[Interface dataset entries]
_____

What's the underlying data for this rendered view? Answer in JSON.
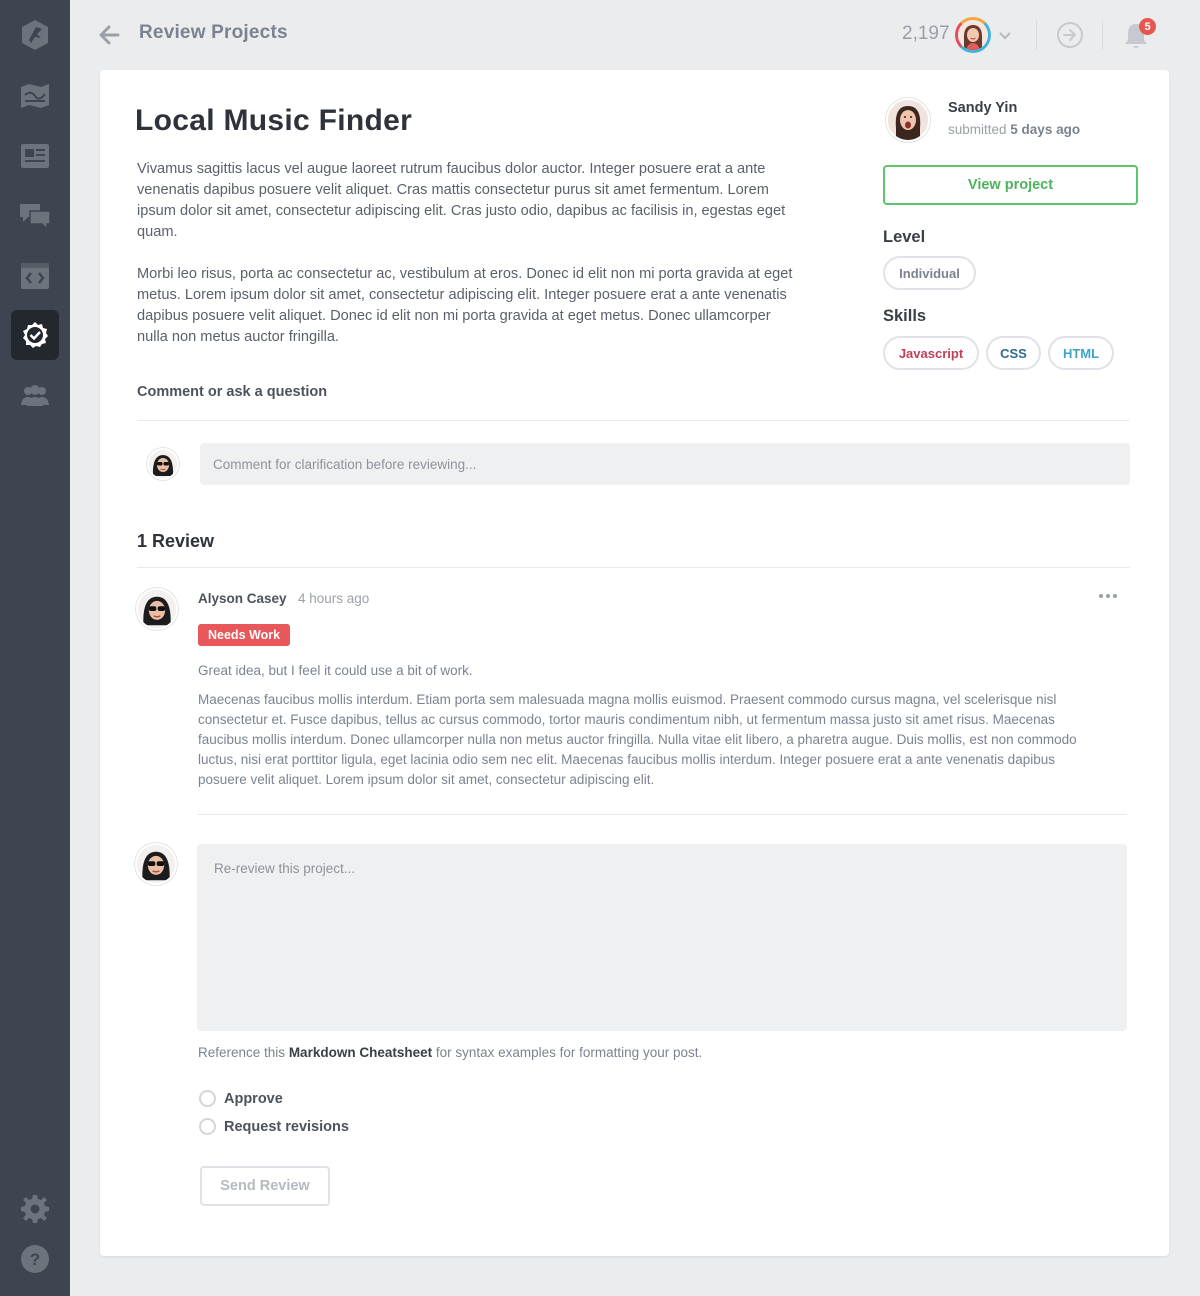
{
  "header": {
    "title": "Review Projects",
    "points": "2,197",
    "notification_count": "5"
  },
  "sidebar": {
    "items": [
      {
        "icon": "logo-icon"
      },
      {
        "icon": "map-icon"
      },
      {
        "icon": "news-icon"
      },
      {
        "icon": "chat-icon"
      },
      {
        "icon": "code-window-icon"
      },
      {
        "icon": "review-check-icon",
        "active": true
      },
      {
        "icon": "community-icon"
      }
    ],
    "bottom": [
      {
        "icon": "gear-icon"
      },
      {
        "icon": "help-icon"
      }
    ]
  },
  "project": {
    "title": "Local Music Finder",
    "description": [
      "Vivamus sagittis lacus vel augue laoreet rutrum faucibus dolor auctor. Integer posuere erat a ante venenatis dapibus posuere velit aliquet. Cras mattis consectetur purus sit amet fermentum. Lorem ipsum dolor sit amet, consectetur adipiscing elit. Cras justo odio, dapibus ac facilisis in, egestas eget quam.",
      "Morbi leo risus, porta ac consectetur ac, vestibulum at eros. Donec id elit non mi porta gravida at eget metus. Lorem ipsum dolor sit amet, consectetur adipiscing elit. Integer posuere erat a ante venenatis dapibus posuere velit aliquet. Donec id elit non mi porta gravida at eget metus. Donec ullamcorper nulla non metus auctor fringilla."
    ],
    "submitter": {
      "name": "Sandy Yin",
      "submitted_prefix": "submitted",
      "submitted_when": "5 days ago"
    },
    "view_button": "View project",
    "level_heading": "Level",
    "level": "Individual",
    "skills_heading": "Skills",
    "skills": [
      {
        "label": "Javascript",
        "color": "#c0405a"
      },
      {
        "label": "CSS",
        "color": "#2e6a92"
      },
      {
        "label": "HTML",
        "color": "#3fa3c8"
      }
    ]
  },
  "comment": {
    "label": "Comment or ask a question",
    "placeholder": "Comment for clarification before reviewing..."
  },
  "reviews": {
    "heading": "1 Review",
    "items": [
      {
        "author": "Alyson Casey",
        "time": "4 hours ago",
        "status": "Needs Work",
        "status_color": "#e8575a",
        "summary": "Great idea, but I feel it could use a bit of work.",
        "body": "Maecenas faucibus mollis interdum. Etiam porta sem malesuada magna mollis euismod. Praesent commodo cursus magna, vel scelerisque nisl consectetur et. Fusce dapibus, tellus ac cursus commodo, tortor mauris condimentum nibh, ut fermentum massa justo sit amet risus. Maecenas faucibus mollis interdum. Donec ullamcorper nulla non metus auctor fringilla. Nulla vitae elit libero, a pharetra augue. Duis mollis, est non commodo luctus, nisi erat porttitor ligula, eget lacinia odio sem nec elit. Maecenas faucibus mollis interdum. Integer posuere erat a ante venenatis dapibus posuere velit aliquet. Lorem ipsum dolor sit amet, consectetur adipiscing elit."
      }
    ]
  },
  "rereview": {
    "placeholder": "Re-review this project...",
    "md_prefix": "Reference this",
    "md_link": "Markdown Cheatsheet",
    "md_suffix": "for syntax examples for formatting your post.",
    "options": [
      "Approve",
      "Request revisions"
    ],
    "send_button": "Send Review"
  },
  "colors": {
    "sidebar_bg": "#3e4550",
    "accent_green": "#5cc46b",
    "needs_work": "#e8575a",
    "notification": "#e8574e"
  }
}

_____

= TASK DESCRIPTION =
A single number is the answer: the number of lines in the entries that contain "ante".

= SOLVED PROBLEM =
3